Records START

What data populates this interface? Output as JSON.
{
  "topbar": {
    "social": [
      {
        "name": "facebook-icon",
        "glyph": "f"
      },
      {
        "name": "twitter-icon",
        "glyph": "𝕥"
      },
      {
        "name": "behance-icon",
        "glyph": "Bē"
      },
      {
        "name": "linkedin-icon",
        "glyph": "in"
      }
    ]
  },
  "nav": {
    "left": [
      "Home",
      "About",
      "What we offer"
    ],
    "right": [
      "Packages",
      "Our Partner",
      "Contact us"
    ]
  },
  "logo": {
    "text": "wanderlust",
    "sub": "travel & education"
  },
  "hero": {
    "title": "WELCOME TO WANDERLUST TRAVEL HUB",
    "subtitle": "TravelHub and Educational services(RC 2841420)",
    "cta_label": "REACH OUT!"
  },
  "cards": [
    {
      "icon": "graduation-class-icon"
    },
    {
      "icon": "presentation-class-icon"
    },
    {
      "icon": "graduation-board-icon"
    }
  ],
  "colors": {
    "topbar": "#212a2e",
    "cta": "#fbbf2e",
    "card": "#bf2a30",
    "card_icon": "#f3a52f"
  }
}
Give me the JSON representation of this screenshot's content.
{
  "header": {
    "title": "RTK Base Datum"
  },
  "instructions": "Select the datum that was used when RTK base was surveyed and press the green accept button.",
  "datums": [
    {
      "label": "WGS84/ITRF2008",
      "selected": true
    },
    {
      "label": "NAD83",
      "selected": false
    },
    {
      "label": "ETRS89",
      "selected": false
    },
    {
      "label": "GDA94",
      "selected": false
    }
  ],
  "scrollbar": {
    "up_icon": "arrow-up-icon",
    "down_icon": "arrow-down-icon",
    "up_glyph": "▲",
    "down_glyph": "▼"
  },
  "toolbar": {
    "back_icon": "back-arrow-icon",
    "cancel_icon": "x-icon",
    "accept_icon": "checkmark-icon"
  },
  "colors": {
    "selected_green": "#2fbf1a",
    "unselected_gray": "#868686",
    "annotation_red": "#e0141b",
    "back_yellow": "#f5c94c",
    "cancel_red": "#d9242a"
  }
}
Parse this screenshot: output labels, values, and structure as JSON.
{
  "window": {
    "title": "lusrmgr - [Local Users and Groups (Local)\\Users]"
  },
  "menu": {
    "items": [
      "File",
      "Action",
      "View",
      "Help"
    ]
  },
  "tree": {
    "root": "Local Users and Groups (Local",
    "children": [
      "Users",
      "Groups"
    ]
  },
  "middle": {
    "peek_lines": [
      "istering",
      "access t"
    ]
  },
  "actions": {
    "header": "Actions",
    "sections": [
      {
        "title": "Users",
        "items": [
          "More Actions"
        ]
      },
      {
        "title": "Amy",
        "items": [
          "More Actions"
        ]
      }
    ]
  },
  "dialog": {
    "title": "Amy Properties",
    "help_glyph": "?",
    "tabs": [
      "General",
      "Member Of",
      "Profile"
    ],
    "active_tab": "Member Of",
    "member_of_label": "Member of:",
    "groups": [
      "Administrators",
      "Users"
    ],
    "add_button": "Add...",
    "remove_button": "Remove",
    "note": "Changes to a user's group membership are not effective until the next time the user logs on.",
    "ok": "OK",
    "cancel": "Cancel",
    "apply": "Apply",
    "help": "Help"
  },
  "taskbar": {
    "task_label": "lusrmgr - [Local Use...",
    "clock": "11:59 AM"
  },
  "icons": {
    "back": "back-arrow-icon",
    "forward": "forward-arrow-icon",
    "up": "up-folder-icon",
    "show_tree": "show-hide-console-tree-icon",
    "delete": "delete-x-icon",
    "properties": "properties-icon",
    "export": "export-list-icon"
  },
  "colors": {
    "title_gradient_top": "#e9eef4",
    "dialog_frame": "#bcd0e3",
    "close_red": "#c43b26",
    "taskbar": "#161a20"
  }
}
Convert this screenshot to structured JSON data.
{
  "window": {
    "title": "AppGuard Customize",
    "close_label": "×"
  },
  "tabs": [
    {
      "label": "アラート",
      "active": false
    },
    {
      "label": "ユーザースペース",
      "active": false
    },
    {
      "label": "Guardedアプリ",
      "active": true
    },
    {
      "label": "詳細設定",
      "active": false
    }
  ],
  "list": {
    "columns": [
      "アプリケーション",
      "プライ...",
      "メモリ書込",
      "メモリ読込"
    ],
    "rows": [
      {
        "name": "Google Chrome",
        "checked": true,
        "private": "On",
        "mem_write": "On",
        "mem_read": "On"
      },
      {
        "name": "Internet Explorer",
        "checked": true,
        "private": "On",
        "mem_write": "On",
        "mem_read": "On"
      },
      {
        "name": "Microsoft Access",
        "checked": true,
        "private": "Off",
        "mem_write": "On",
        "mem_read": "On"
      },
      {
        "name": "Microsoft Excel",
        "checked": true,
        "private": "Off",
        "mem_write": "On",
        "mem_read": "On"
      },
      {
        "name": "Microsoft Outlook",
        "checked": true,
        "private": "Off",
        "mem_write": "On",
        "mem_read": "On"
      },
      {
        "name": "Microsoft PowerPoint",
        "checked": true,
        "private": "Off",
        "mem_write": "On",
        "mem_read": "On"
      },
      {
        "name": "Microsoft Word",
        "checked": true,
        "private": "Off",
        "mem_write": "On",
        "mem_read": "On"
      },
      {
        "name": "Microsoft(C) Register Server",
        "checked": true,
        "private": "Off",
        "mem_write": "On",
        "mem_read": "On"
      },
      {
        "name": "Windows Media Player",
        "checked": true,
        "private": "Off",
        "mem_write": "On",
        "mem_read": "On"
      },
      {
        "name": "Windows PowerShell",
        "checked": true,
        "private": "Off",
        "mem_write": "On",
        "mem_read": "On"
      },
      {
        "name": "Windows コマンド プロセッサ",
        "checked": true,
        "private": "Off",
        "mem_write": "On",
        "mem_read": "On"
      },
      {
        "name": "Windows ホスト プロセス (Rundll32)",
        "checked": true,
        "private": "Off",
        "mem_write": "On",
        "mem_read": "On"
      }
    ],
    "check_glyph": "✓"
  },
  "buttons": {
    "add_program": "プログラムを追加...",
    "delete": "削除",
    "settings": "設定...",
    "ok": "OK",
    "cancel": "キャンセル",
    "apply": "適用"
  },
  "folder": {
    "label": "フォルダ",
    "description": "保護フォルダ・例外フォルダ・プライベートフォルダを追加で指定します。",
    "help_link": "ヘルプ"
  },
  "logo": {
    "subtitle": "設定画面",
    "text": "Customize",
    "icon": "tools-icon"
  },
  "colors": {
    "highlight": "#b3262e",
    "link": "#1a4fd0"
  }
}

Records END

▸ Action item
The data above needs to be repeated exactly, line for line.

▸ Solved exercise
What data populates this interface? Output as JSON.
{
  "topbar": {
    "social": [
      {
        "name": "facebook-icon",
        "glyph": "f"
      },
      {
        "name": "twitter-icon",
        "glyph": "𝕥"
      },
      {
        "name": "behance-icon",
        "glyph": "Bē"
      },
      {
        "name": "linkedin-icon",
        "glyph": "in"
      }
    ]
  },
  "nav": {
    "left": [
      "Home",
      "About",
      "What we offer"
    ],
    "right": [
      "Packages",
      "Our Partner",
      "Contact us"
    ]
  },
  "logo": {
    "text": "wanderlust",
    "sub": "travel & education"
  },
  "hero": {
    "title": "WELCOME TO WANDERLUST TRAVEL HUB",
    "subtitle": "TravelHub and Educational services(RC 2841420)",
    "cta_label": "REACH OUT!"
  },
  "cards": [
    {
      "icon": "graduation-class-icon"
    },
    {
      "icon": "presentation-class-icon"
    },
    {
      "icon": "graduation-board-icon"
    }
  ],
  "colors": {
    "topbar": "#212a2e",
    "cta": "#fbbf2e",
    "card": "#bf2a30",
    "card_icon": "#f3a52f"
  }
}
Give me the JSON representation of this screenshot's content.
{
  "header": {
    "title": "RTK Base Datum"
  },
  "instructions": "Select the datum that was used when RTK base was surveyed and press the green accept button.",
  "datums": [
    {
      "label": "WGS84/ITRF2008",
      "selected": true
    },
    {
      "label": "NAD83",
      "selected": false
    },
    {
      "label": "ETRS89",
      "selected": false
    },
    {
      "label": "GDA94",
      "selected": false
    }
  ],
  "scrollbar": {
    "up_icon": "arrow-up-icon",
    "down_icon": "arrow-down-icon",
    "up_glyph": "▲",
    "down_glyph": "▼"
  },
  "toolbar": {
    "back_icon": "back-arrow-icon",
    "cancel_icon": "x-icon",
    "accept_icon": "checkmark-icon"
  },
  "colors": {
    "selected_green": "#2fbf1a",
    "unselected_gray": "#868686",
    "annotation_red": "#e0141b",
    "back_yellow": "#f5c94c",
    "cancel_red": "#d9242a"
  }
}
Parse this screenshot: output labels, values, and structure as JSON.
{
  "window": {
    "title": "lusrmgr - [Local Users and Groups (Local)\\Users]"
  },
  "menu": {
    "items": [
      "File",
      "Action",
      "View",
      "Help"
    ]
  },
  "tree": {
    "root": "Local Users and Groups (Local",
    "children": [
      "Users",
      "Groups"
    ]
  },
  "middle": {
    "peek_lines": [
      "istering",
      "access t"
    ]
  },
  "actions": {
    "header": "Actions",
    "sections": [
      {
        "title": "Users",
        "items": [
          "More Actions"
        ]
      },
      {
        "title": "Amy",
        "items": [
          "More Actions"
        ]
      }
    ]
  },
  "dialog": {
    "title": "Amy Properties",
    "help_glyph": "?",
    "tabs": [
      "General",
      "Member Of",
      "Profile"
    ],
    "active_tab": "Member Of",
    "member_of_label": "Member of:",
    "groups": [
      "Administrators",
      "Users"
    ],
    "add_button": "Add...",
    "remove_button": "Remove",
    "note": "Changes to a user's group membership are not effective until the next time the user logs on.",
    "ok": "OK",
    "cancel": "Cancel",
    "apply": "Apply",
    "help": "Help"
  },
  "taskbar": {
    "task_label": "lusrmgr - [Local Use...",
    "clock": "11:59 AM"
  },
  "icons": {
    "back": "back-arrow-icon",
    "forward": "forward-arrow-icon",
    "up": "up-folder-icon",
    "show_tree": "show-hide-console-tree-icon",
    "delete": "delete-x-icon",
    "properties": "properties-icon",
    "export": "export-list-icon"
  },
  "colors": {
    "title_gradient_top": "#e9eef4",
    "dialog_frame": "#bcd0e3",
    "close_red": "#c43b26",
    "taskbar": "#161a20"
  }
}
Convert this screenshot to structured JSON data.
{
  "window": {
    "title": "AppGuard Customize",
    "close_label": "×"
  },
  "tabs": [
    {
      "label": "アラート",
      "active": false
    },
    {
      "label": "ユーザースペース",
      "active": false
    },
    {
      "label": "Guardedアプリ",
      "active": true
    },
    {
      "label": "詳細設定",
      "active": false
    }
  ],
  "list": {
    "columns": [
      "アプリケーション",
      "プライ...",
      "メモリ書込",
      "メモリ読込"
    ],
    "rows": [
      {
        "name": "Google Chrome",
        "checked": true,
        "private": "On",
        "mem_write": "On",
        "mem_read": "On"
      },
      {
        "name": "Internet Explorer",
        "checked": true,
        "private": "On",
        "mem_write": "On",
        "mem_read": "On"
      },
      {
        "name": "Microsoft Access",
        "checked": true,
        "private": "Off",
        "mem_write": "On",
        "mem_read": "On"
      },
      {
        "name": "Microsoft Excel",
        "checked": true,
        "private": "Off",
        "mem_write": "On",
        "mem_read": "On"
      },
      {
        "name": "Microsoft Outlook",
        "checked": true,
        "private": "Off",
        "mem_write": "On",
        "mem_read": "On"
      },
      {
        "name": "Microsoft PowerPoint",
        "checked": true,
        "private": "Off",
        "mem_write": "On",
        "mem_read": "On"
      },
      {
        "name": "Microsoft Word",
        "checked": true,
        "private": "Off",
        "mem_write": "On",
        "mem_read": "On"
      },
      {
        "name": "Microsoft(C) Register Server",
        "checked": true,
        "private": "Off",
        "mem_write": "On",
        "mem_read": "On"
      },
      {
        "name": "Windows Media Player",
        "checked": true,
        "private": "Off",
        "mem_write": "On",
        "mem_read": "On"
      },
      {
        "name": "Windows PowerShell",
        "checked": true,
        "private": "Off",
        "mem_write": "On",
        "mem_read": "On"
      },
      {
        "name": "Windows コマンド プロセッサ",
        "checked": true,
        "private": "Off",
        "mem_write": "On",
        "mem_read": "On"
      },
      {
        "name": "Windows ホスト プロセス (Rundll32)",
        "checked": true,
        "private": "Off",
        "mem_write": "On",
        "mem_read": "On"
      }
    ],
    "check_glyph": "✓"
  },
  "buttons": {
    "add_program": "プログラムを追加...",
    "delete": "削除",
    "settings": "設定...",
    "ok": "OK",
    "cancel": "キャンセル",
    "apply": "適用"
  },
  "folder": {
    "label": "フォルダ",
    "description": "保護フォルダ・例外フォルダ・プライベートフォルダを追加で指定します。",
    "help_link": "ヘルプ"
  },
  "logo": {
    "subtitle": "設定画面",
    "text": "Customize",
    "icon": "tools-icon"
  },
  "colors": {
    "highlight": "#b3262e",
    "link": "#1a4fd0"
  }
}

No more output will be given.